by Kent Sterling
There are Lombardi Trophies to be won and millions of dollars to be earned, but as the Indianapolis Colts season unfolds people are going to talk about how the Colts need to play for Chuck.
Indianapolis Colts coach Chuck Pagano is reported to be on his way out the door regardless of the result this season. According to those reports, If his Colts fail to progress sufficiently in the playoffs, he will not receive a new contract offer by owner Jim Irsay and GM Ryan Grigson. If the Colts win Super Bowl L, Pagano will tell the Colts to get bent as he pursues a job where he might have more control over personnel.
Despite the illogic of the situation, people will begin to talk about how Pagano needs his roster to start fighting for him – as though that motivation would trump a desire to win for personal reasons.
It’s ridiculous to think that a professional athlete who deals with friends being waived or traded on an almost relentless basis would grow callous to that level of upheaval, but feel an enormous craving to maintain the status quo in a coach.
Colts players to a man have great respect for Pagano, which calls into serious question the desire from Irsay and Grigson to make a change, but to assert that respect as a motive for playing at a higher level denies some very basic realities of human behavior.
Fear of a coach or manager in business being fired barely registers in the hierarchy of needs for an employee. Oh sure, everyone gets sad for a couple of hours when a boss gets punted, but the most immediate concern is that the next leader won’t fire them.
If you have worked in a professional environment for any period at all, you have likely experienced a boss getting the boot or choosing to bounce. Your first thought was likely, “I hope (bosses name here) is okay, but I sure as hell hope the new boss sees my value here!”
There is nothing wrong with that. Making mortgage payments, keeping kids in the college of their choice, and making sure a spouse has everything he or she needs trumps the empathy for a boss, especially in a work environment like the NFL.
If Pagano is fired at the end of the season, there will be hugs for a guy who has forged a unique bond with his constantly churning roster. He respects the players, and wants nothing more than for them to feel a sense of belonging.
Sadly, belonging to an NFL team is a fleeting experience for all but the elite. Even future hall of famer Peyton Manning was told to pack his bags by the Colts after the 2011 season. Reggie Wayne was asked not to return after his productivity lapsed last season. That’s professional sports.

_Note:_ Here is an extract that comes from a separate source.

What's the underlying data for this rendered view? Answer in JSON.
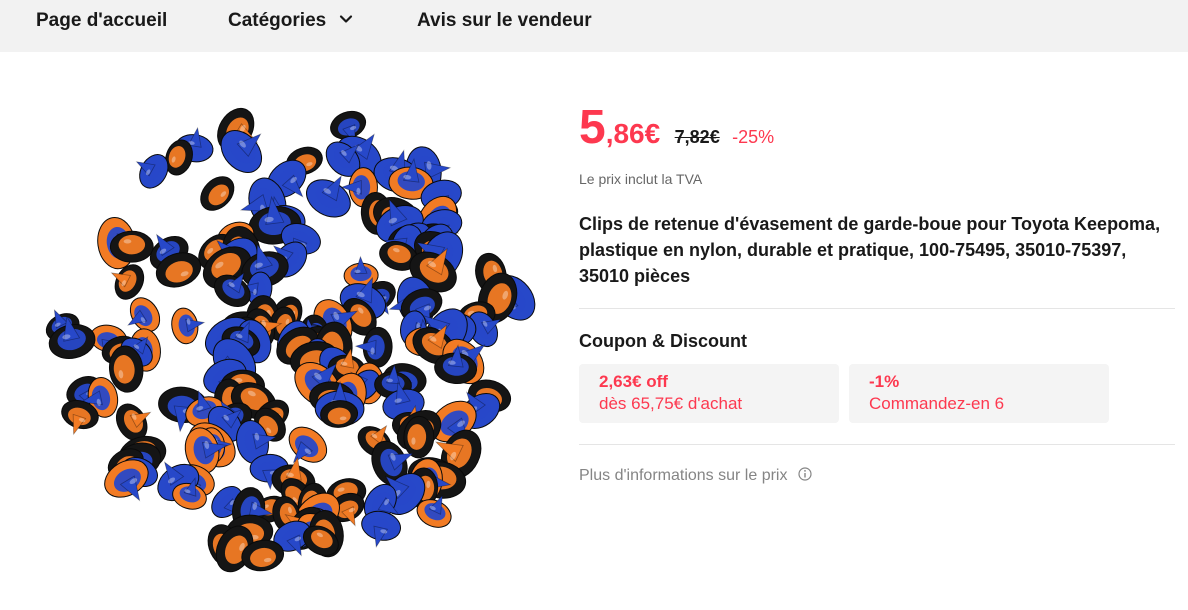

To expect a roster of such tenuously tethered employees to embrace an opportunity to win one, two, three, or ten for Chuck is an absurd exercise for a journalist or fan. That narrative simply does not resonate for the mostly mercenary players.
Bosses come and go, and while change sucks, especially for the bosses themselves, the first concern is for self-preservation. The second is for building wealth, the third is for winning a championship, and a distant fourth might be for peers to maintain their positions. The coach keeping his job? Way down the list.
While many don’t understand the thinking behind Pagano not being offered a multi-year extension after a 33-15 record and three trips to the playoffs in his three seasons, any pity for Pagano should be mitigated by his $4.5 million annual salary. When Pagano is fired (or walks), he is going to have enough cash to fund a lavish lifestyle for the rest of his life whether or not he coaches again.
His former players will adjust to a new coach within a couple of days, and the machine will keep rolling just like it did when Tony Dungy walked away to be replaced by Jim Caldwell.
Nobody plays or coaches forever. Players understand that, and while few likely look forward to Pagano carrying boxes to his car, it’s not going to make any of them work harder to win this season.